where expertise comes together - since 1996 -

The Largest Open Access Portal of Nondestructive Testing (NDT)

Conference Proceedings, Articles, News, Exhibition, Forum, Network and more

where expertise comes together
- since 1996 -
Mobile-Friendly Implementation in Progress

5565 views
Technical Discussions
David Bunch
David Bunch
21:03 Jan-16-2010
Compound weld joints (37-10)

I have a few questions about compound weld joints. First, what is the main reason for using them? Secondly. I have seen a few diagrams that show the 37 degree portion of the weld extending upwards for 3/4", and the remainder of the weld is at a 10 degree angle. So does this mean that the 37 degree portion of the weld has a fixed height of 3/4" and the remainder of the weld (regardless of thickness) is at 10 degrees?

Here is a diagram that I have been looking at: http://www.globalspec.com/RefArticleImages/8DE033B4047F3F210EE55EDEB387249B_2_CH02_54.gif

    
 
 
Juan Amado
Engineering, Inspection
Arco Industrial, S.A., Panama, Joined Nov 2001, 44

Juan Amado

Engineering, Inspection
Arco Industrial, S.A.,
Panama,
Joined Nov 2001
44
00:38 Jan-17-2010
Re: Compound weld joints (37-10)
In Reply to David Bunch at 21:03 Jan-16-2010 (Opening).

David:

The main reason for using such joints is to minimize the amount of weld metal to be added to the joint. This creates savings in time, weld metal, labor, energy and measures to prevent distortion. This savings must offset the cost of preparing such a joint, which are higher than creating a conventional straight bevel.

The 3/4" dimension, at which the angle of the bevel changes direction, has to do with the fact that at that point the 37.5 angle has created enough of an opening to be able to access the joint with the welding process to be used. This dimension, however, is not written in stone, you should be able to create a joint that is appropriate for what you are doing, but I think you will find that in many cases it will be a nice size to work with.


Hope this helps.

Best regards,
Juan Amado

    
 
 
Nigel Armstrong
Engineering, - Specialist services
United Kingdom, Joined Oct 2000, 1094

Nigel Armstrong

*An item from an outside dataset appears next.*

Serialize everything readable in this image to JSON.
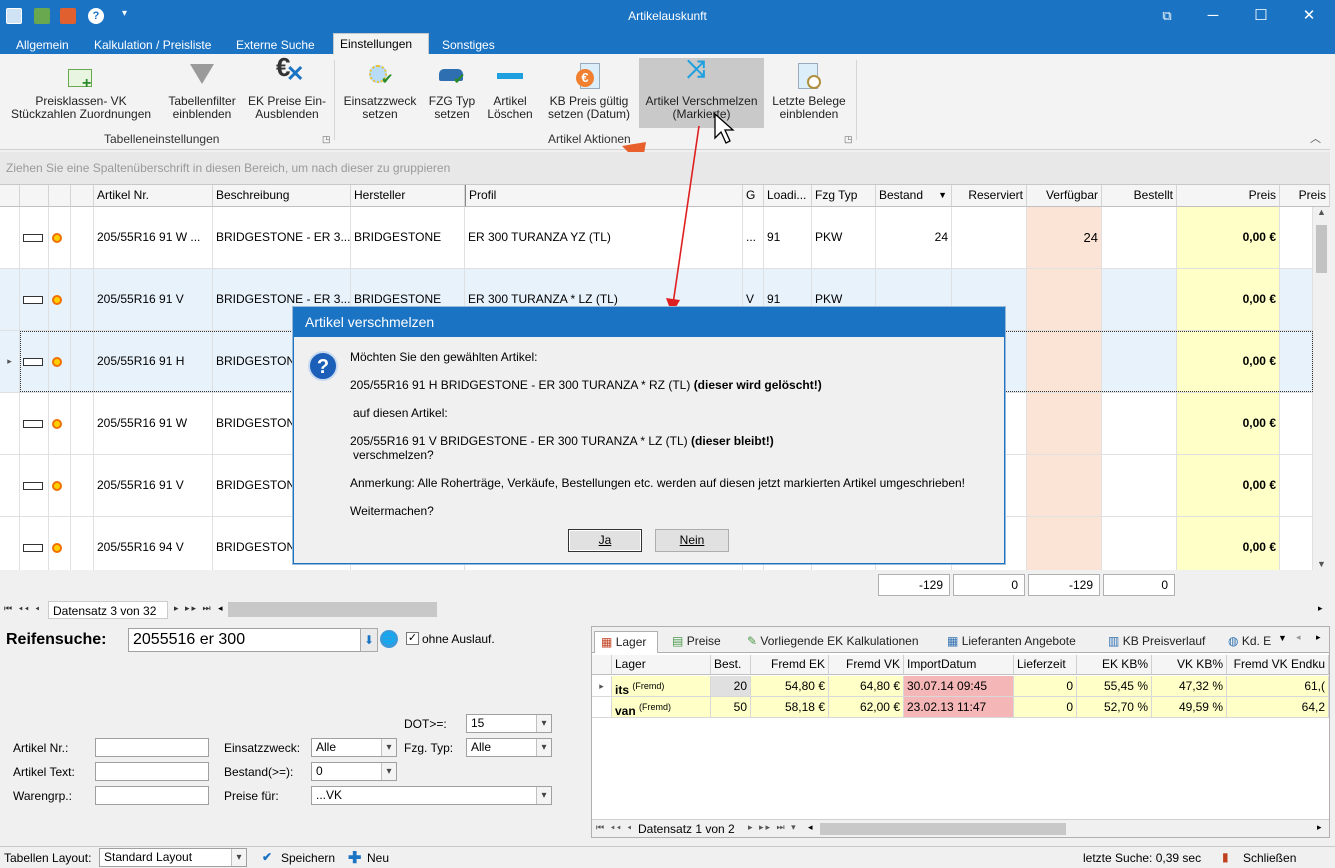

Engineering, - Specialist services
United Kingdom,
Joined Oct 2000
1094
05:28 Jan-17-2010
Re: Compound weld joints (37-10)
In Reply to Juan Amado at 00:38 Jan-17-2010 .

David,

As Juan says, on thick material access is required to put in the root, hence the bigger included angle for the bottom 10 - 15mm. Once sufficient access has been made the narrower included angle 6 - 10 degrees requires less weld metal, less runs and potentially a sounder joint.

The compound bevels and the J-bevel are a principal reason for the drive to encoded UT, a combination of automated or semi-automated PA, TOFD and PE. Tandem and zonal discrimination techniques may be required for the steep fusion faces.

    
 
 

ISAFE3 Intrinsically Safe Sensor System
ISAFE3 intrinsically safe sensor system of Vallen Systeme is especially targeted at the
Vallen-Systeme GmbH
2 Showcases

SONOAIR - air-coupled Phased Array Ultrasonic Inspection System
For highly attenuating materials, the performance of the system is critical. The ultrasonic
SONOTEC Ultraschallsensorik Halle GmbH
5 Showcases 5 Videos Product Video

Wireless TOFD scanner
Quick, accurate and highly reproducible welds testing. The System operates wirelessly and is
Promprylad
6 Showcases 6 Videos Product Video

Swift & Scorpion2 - a state-of-the-art remote-control ultrasonic crawler
The Swift and Scorpion2 dry-coupled, remote-access ultrasonic crawler bring major efficiency and
Silverwing
4 Showcases 4 Videos

More Showcases

Share...

We use technical and analytics cookies to ensure that we will give you the best experience of our website - More Info
Accept
top
this is debug window